Is this not what the New Evangelization is all about? We are reminded over and over again that when the Church does not come out of herself to evangelize, i.e., to be Jesus for others, she becomes self-referential, self-serving and then gets sick. Using the image of the deformed woman of the Gospel as the vivid image of this malady Pope Francis calls us to a New Evangelization. The Church, he says, is called to come out of herself and to go to the peripheries. When the Church is focused on self, inadvertently, she believes she has her own light, and gives way to that very serious evil, spiritual worldliness, giving glory only to self. Hence the call to a New Evangelization is a call firstly to us Consecrated Religious to proclaim with our lives the Good News, the person of Jesus, in order to avoid this spiritual malady which in truth can lead to our demise.
So yes, this is our solution.

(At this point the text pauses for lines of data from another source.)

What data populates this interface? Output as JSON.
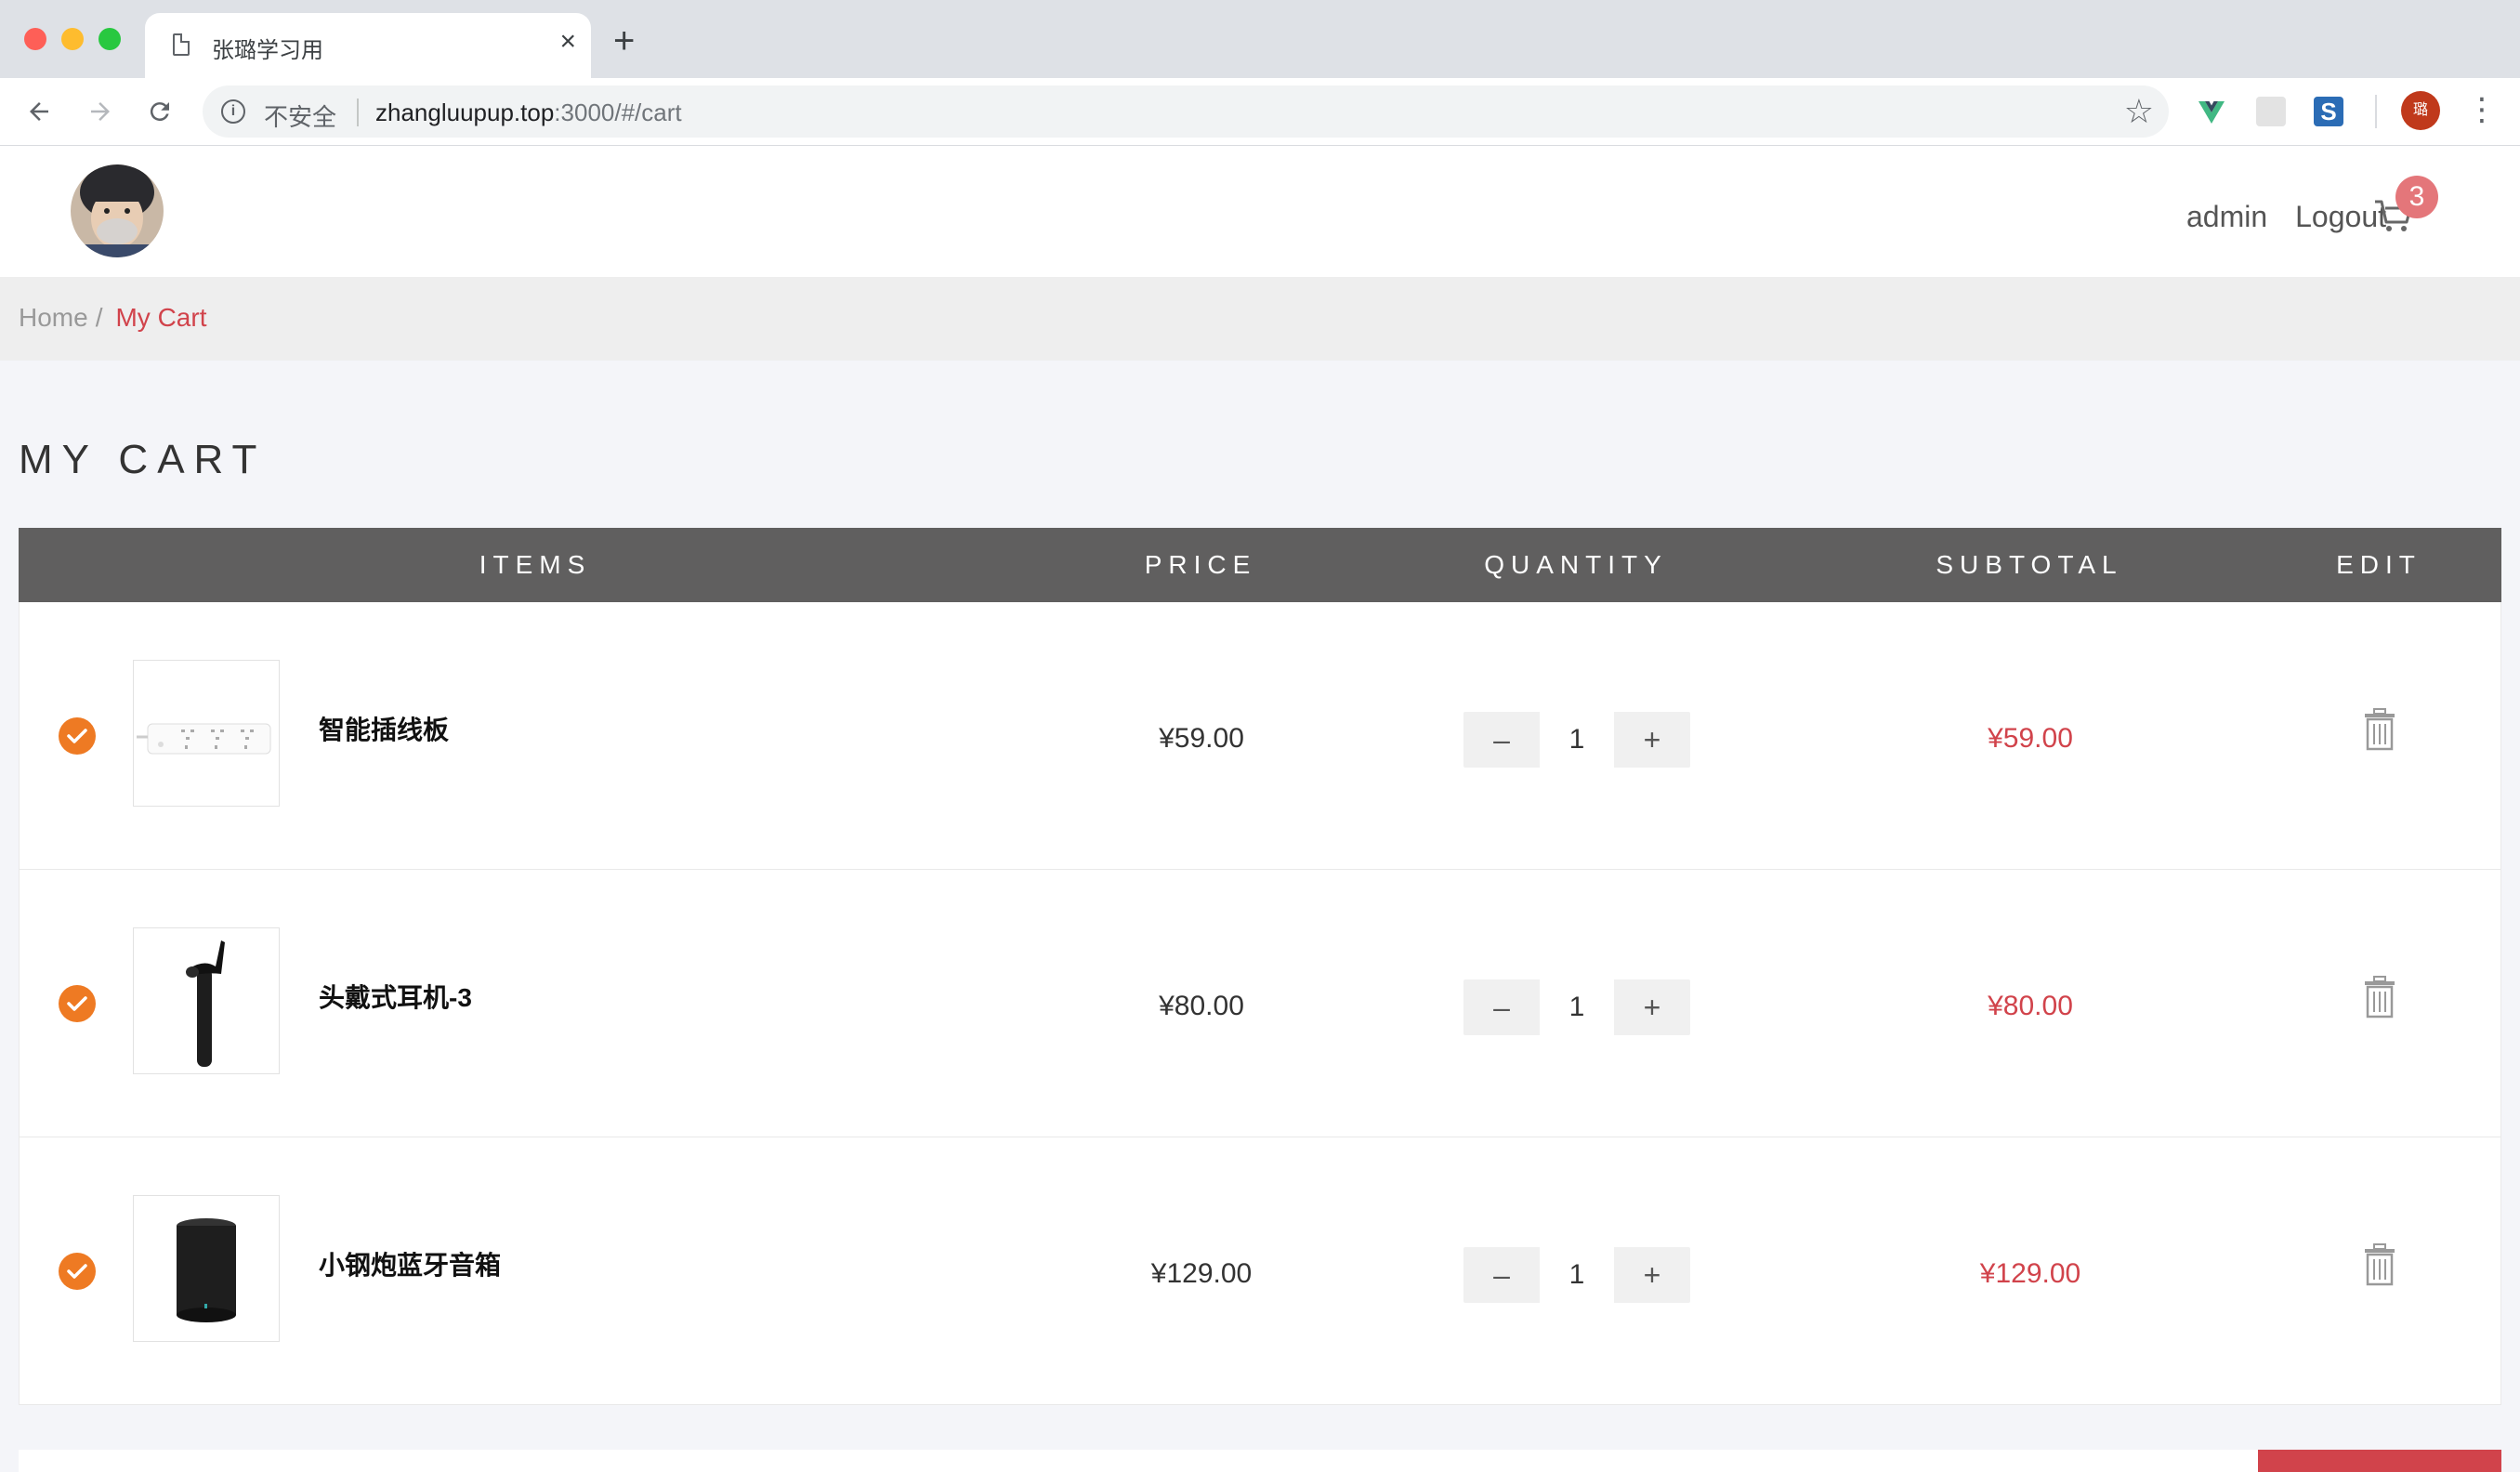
{
  "browser": {
    "tab_title": "张璐学习用",
    "security_label": "不安全",
    "url_host": "zhangluupup.top",
    "url_rest": ":3000/#/cart",
    "profile_initial": "璐",
    "extension_s_label": "S"
  },
  "header": {
    "username": "admin",
    "logout_label": "Logout",
    "cart_count": "3"
  },
  "breadcrumb": {
    "home": "Home",
    "separator": "/",
    "current": "My Cart"
  },
  "cart": {
    "title": "MY CART",
    "columns": {
      "items": "ITEMS",
      "price": "PRICE",
      "quantity": "QUANTITY",
      "subtotal": "SUBTOTAL",
      "edit": "EDIT"
    },
    "rows": [
      {
        "name": "智能插线板",
        "price": "¥59.00",
        "quantity": "1",
        "subtotal": "¥59.00",
        "checked": true,
        "thumb_icon": "power-strip-icon"
      },
      {
        "name": "头戴式耳机-3",
        "price": "¥80.00",
        "quantity": "1",
        "subtotal": "¥80.00",
        "checked": true,
        "thumb_icon": "bluetooth-headset-icon"
      },
      {
        "name": "小钢炮蓝牙音箱",
        "price": "¥129.00",
        "quantity": "1",
        "subtotal": "¥129.00",
        "checked": true,
        "thumb_icon": "speaker-icon"
      }
    ],
    "minus_label": "–",
    "plus_label": "+"
  },
  "colors": {
    "accent_red": "#d1434b",
    "check_orange": "#ee7a23",
    "table_header": "#605f5f",
    "badge": "#e4767a"
  }
}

Trusting in the daily outpouring of the Spirit of God we will awaken and our loving God will make all things new in and through us. Trusting in the power of the Word of God and being faithful in pondering it, we will become Spirit filled once again and awaken to new dimensions of our life and then be able to passionately awaken the larger world for our God.
The third challenge of Francis to us for this year is to ‘embrace the future with hope’. Clearly if we are able to fulfill the first two objectives of this special year it will lead to hope, but let us look at this challenge in greater detail.
What is our future? Surely it is the unknown, but while we do not know the future we know Who holds the future in His hands. Are we able then to face an unknown future with all its uncertainty with hope? There is a choice involved here. Going back to Israel during the Exile some saw the possibility of a full restoration of their lives in their homeland and took all the necessary initiatives to prepare for the return home. Others however chose to deny its possibility of happening, collapsing in despair over their fear and they simply remained in that foreign land abandoning their people and their God. We have a choice – in fear we can hold the future at arm’s length and see it as a distraction from life, rather than life itself. Or, we can embrace it with boldness, as did our forebears. The future can be ours if we choose and it can truly be a future full of hope if we courageously step into the unknown trusting in our Beloved, confident that with our God everything is possible.
Here again our fellow colleague in Religious life, Pope Francis, offers us this wise advice for our closing thought:
“Here is the first word that I wish to say to you: joy! Do not be men and women of sadness: a Religious can never be sad!
Never give way to discouragement! Ours is not a joy born of having many possessions, many successes but from knowing that with Him we are never alone, even at difficult moments, even when life’s journey comes up against problems and obstacles that seem insurmountable, and there are so many of them! And in these days the enemy, the devil comes, often in many different disguises, and slyly speaks his word to us. Do not listen to him! Let us cling to Jesus! We accompany, we follow Jesus, but more importantly, we know He accompanies us and even carries us on His shoulders. This is our joy; this is the hope that we must bring to our world. This is what will awaken our world! Do not let your hearts be robbed of this hope! Do not let this hope of yours be stolen! Jesus is the source of this our hope. Cling to Him, Cling to Jesus!”
As a finale to this reflection on our call to celebrate our Consecrated Life, as outlined by Pope Francis, I thought you might be curious to know the ending to our parable of the Rabbi’s Gift I leave you with this ending to take home with you and ponder throughout this special year because I believe it is our story today and it epitomizes for us the meaning of this year of celebration as God’s consecrated people.